***** Extracted data *****

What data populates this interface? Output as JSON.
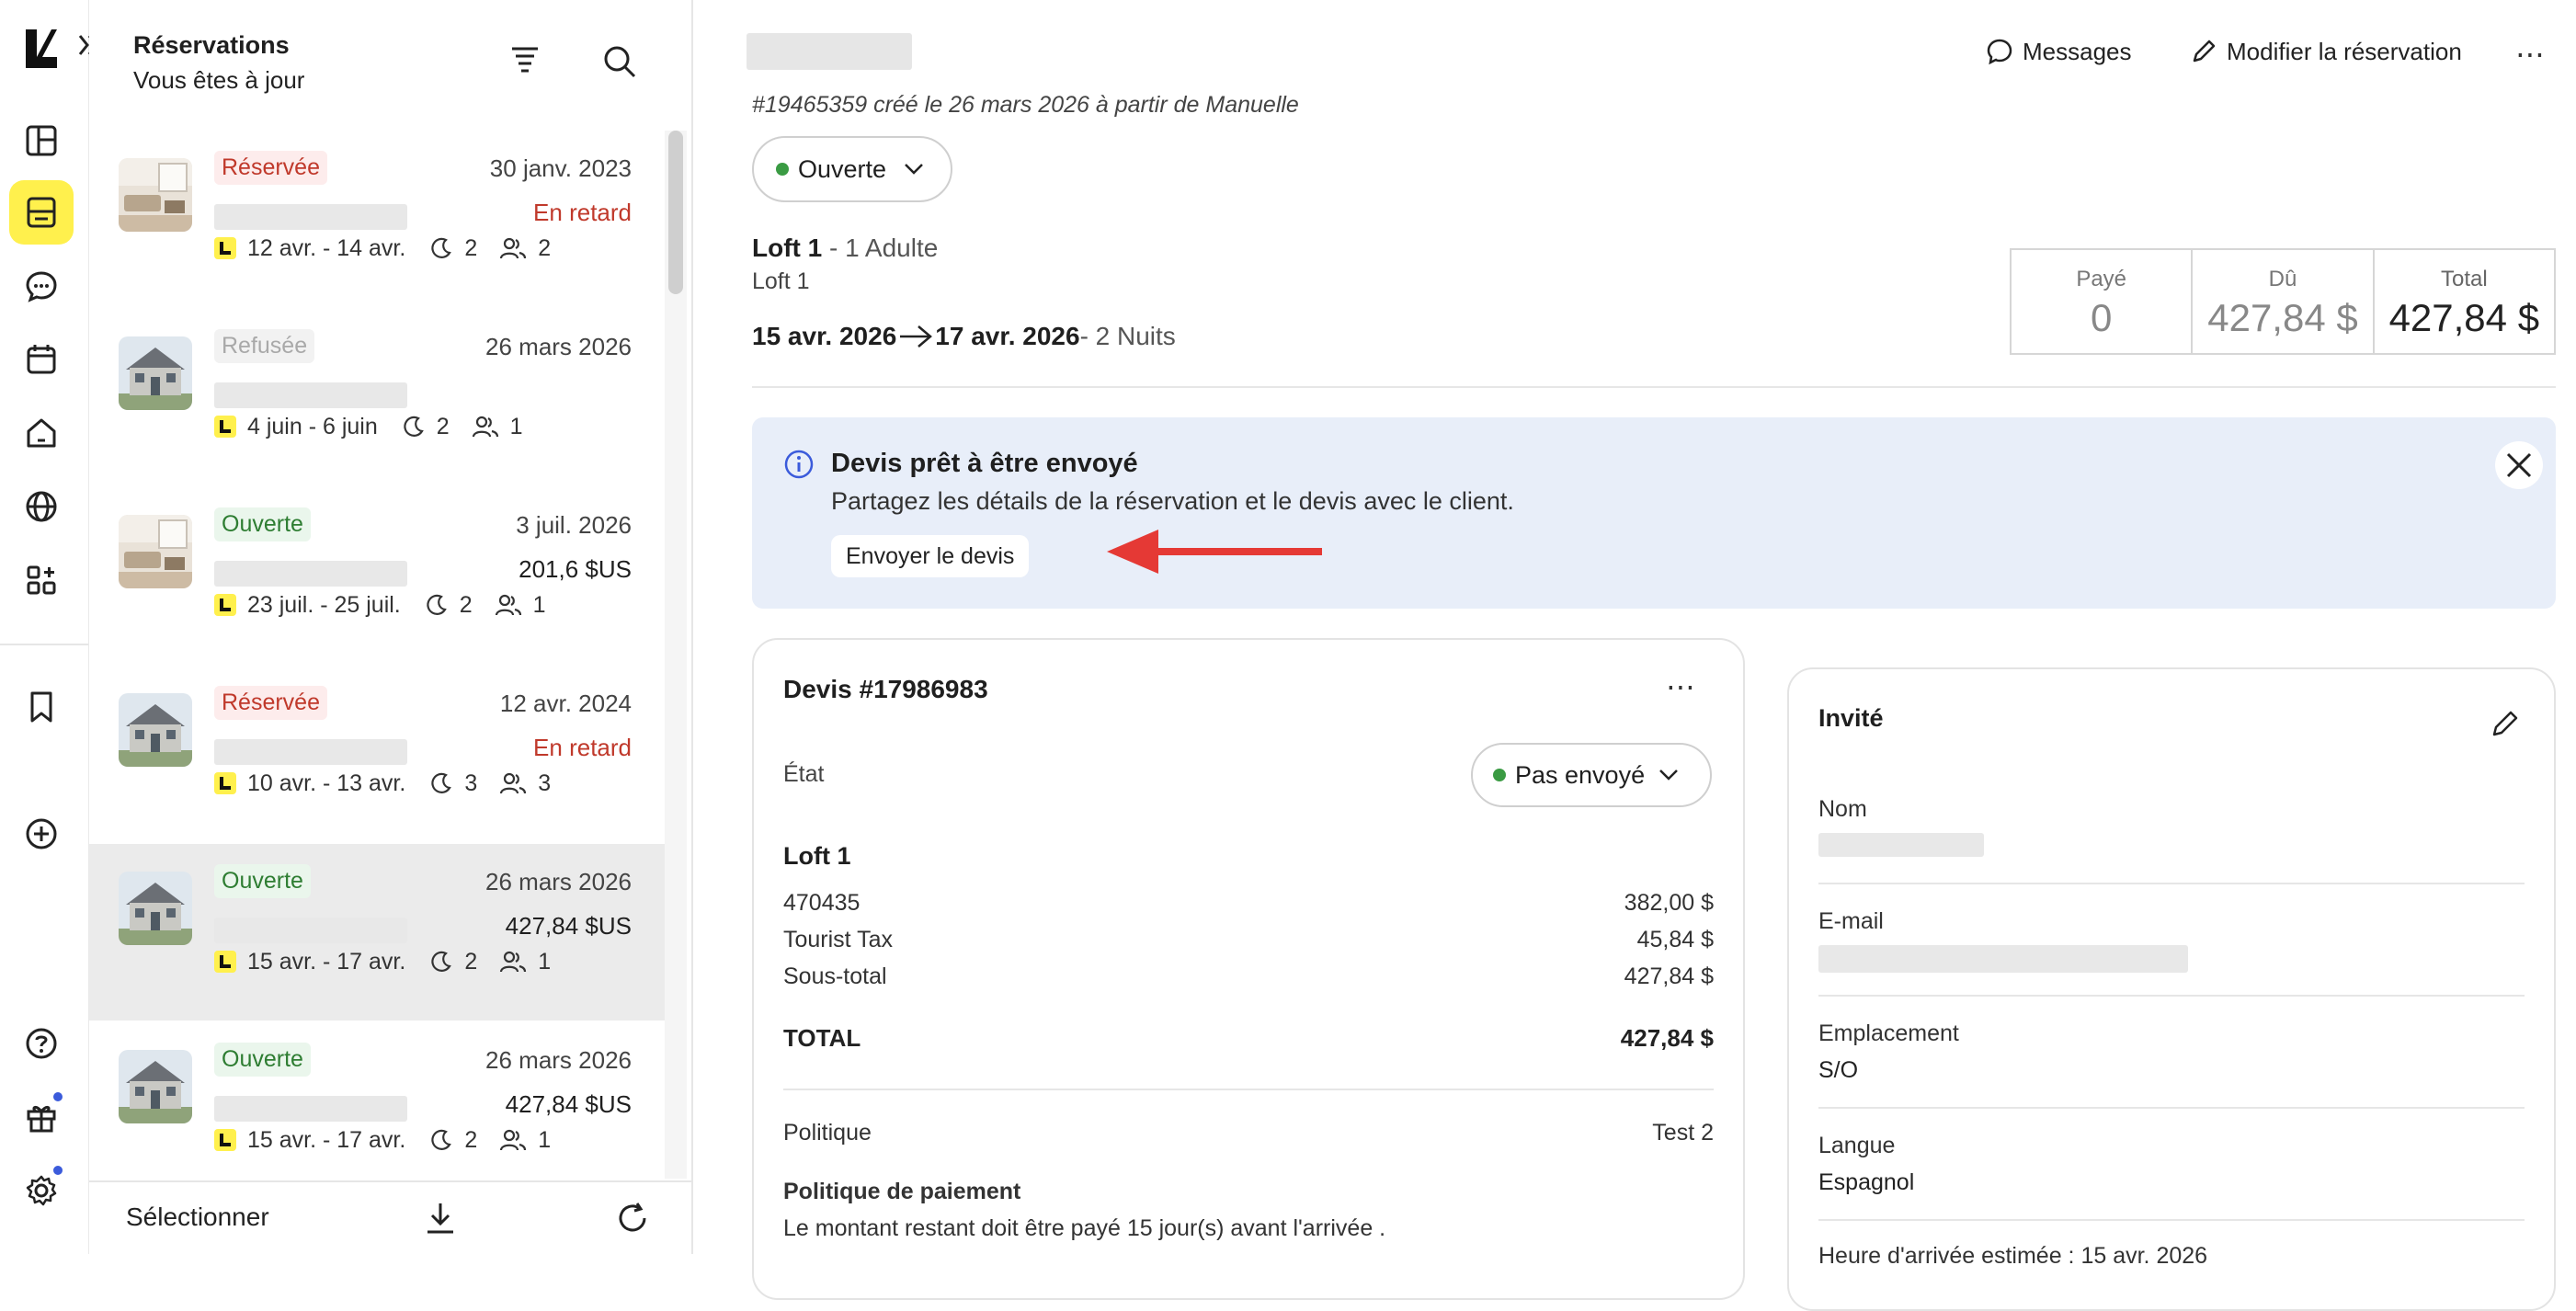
{
  "sidebar_header": {
    "title": "Réservations",
    "subtitle": "Vous êtes à jour"
  },
  "reservations": [
    {
      "status": "Réservée",
      "status_kind": "reserved",
      "date": "30 janv. 2023",
      "secondary": "En retard",
      "secondary_kind": "late",
      "dates_range": "12 avr. - 14 avr.",
      "nights": "2",
      "guests": "2",
      "thumb": "interior"
    },
    {
      "status": "Refusée",
      "status_kind": "refused",
      "date": "26 mars 2026",
      "secondary": "",
      "secondary_kind": "",
      "dates_range": "4 juin - 6 juin",
      "nights": "2",
      "guests": "1",
      "thumb": "house"
    },
    {
      "status": "Ouverte",
      "status_kind": "open",
      "date": "3 juil. 2026",
      "secondary": "201,6 $US",
      "secondary_kind": "amount",
      "dates_range": "23 juil. - 25 juil.",
      "nights": "2",
      "guests": "1",
      "thumb": "interior"
    },
    {
      "status": "Réservée",
      "status_kind": "reserved",
      "date": "12 avr. 2024",
      "secondary": "En retard",
      "secondary_kind": "late",
      "dates_range": "10 avr. - 13 avr.",
      "nights": "3",
      "guests": "3",
      "thumb": "house"
    },
    {
      "status": "Ouverte",
      "status_kind": "open",
      "date": "26 mars 2026",
      "secondary": "427,84 $US",
      "secondary_kind": "amount",
      "dates_range": "15 avr. - 17 avr.",
      "nights": "2",
      "guests": "1",
      "thumb": "house",
      "selected": true
    },
    {
      "status": "Ouverte",
      "status_kind": "open",
      "date": "26 mars 2026",
      "secondary": "427,84 $US",
      "secondary_kind": "amount",
      "dates_range": "15 avr. - 17 avr.",
      "nights": "2",
      "guests": "1",
      "thumb": "house"
    }
  ],
  "list_footer": {
    "select_label": "Sélectionner"
  },
  "header_actions": {
    "messages": "Messages",
    "edit": "Modifier la réservation"
  },
  "booking": {
    "meta": "#19465359 créé le 26 mars 2026 à partir de Manuelle",
    "status": "Ouverte",
    "unit_name": "Loft 1",
    "unit_guests": " - 1 Adulte",
    "unit_sub": "Loft 1",
    "checkin": "15 avr. 2026",
    "checkout": "17 avr. 2026",
    "nights": " - 2 Nuits"
  },
  "payment": {
    "paid_label": "Payé",
    "paid_value": "0",
    "due_label": "Dû",
    "due_value": "427,84 $",
    "total_label": "Total",
    "total_value": "427,84 $"
  },
  "alert": {
    "title": "Devis prêt à être envoyé",
    "text": "Partagez les détails de la réservation et le devis avec le client.",
    "button": "Envoyer le devis"
  },
  "quote": {
    "title": "Devis #17986983",
    "state_label": "État",
    "state_value": "Pas envoyé",
    "unit": "Loft 1",
    "lines": [
      {
        "label": "470435",
        "amount": "382,00 $"
      },
      {
        "label": "Tourist Tax",
        "amount": "45,84 $"
      },
      {
        "label": "Sous-total",
        "amount": "427,84 $"
      }
    ],
    "total_label": "TOTAL",
    "total_value": "427,84 $",
    "policy_label": "Politique",
    "policy_value": "Test 2",
    "payment_policy_title": "Politique de paiement",
    "payment_policy_text": "Le montant restant doit être payé 15 jour(s) avant l'arrivée ."
  },
  "guest": {
    "title": "Invité",
    "name_label": "Nom",
    "email_label": "E-mail",
    "location_label": "Emplacement",
    "location_value": "S/O",
    "language_label": "Langue",
    "language_value": "Espagnol",
    "eta_label": "Heure d'arrivée estimée : 15 avr. 2026"
  },
  "colors": {
    "accent_yellow": "#fff04d",
    "reserved_red": "#c0392b",
    "open_green": "#2e7d32",
    "alert_bg": "#e8eef9",
    "arrow_red": "#e53935"
  }
}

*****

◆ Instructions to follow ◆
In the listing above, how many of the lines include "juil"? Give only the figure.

◆ Written solution ◆
2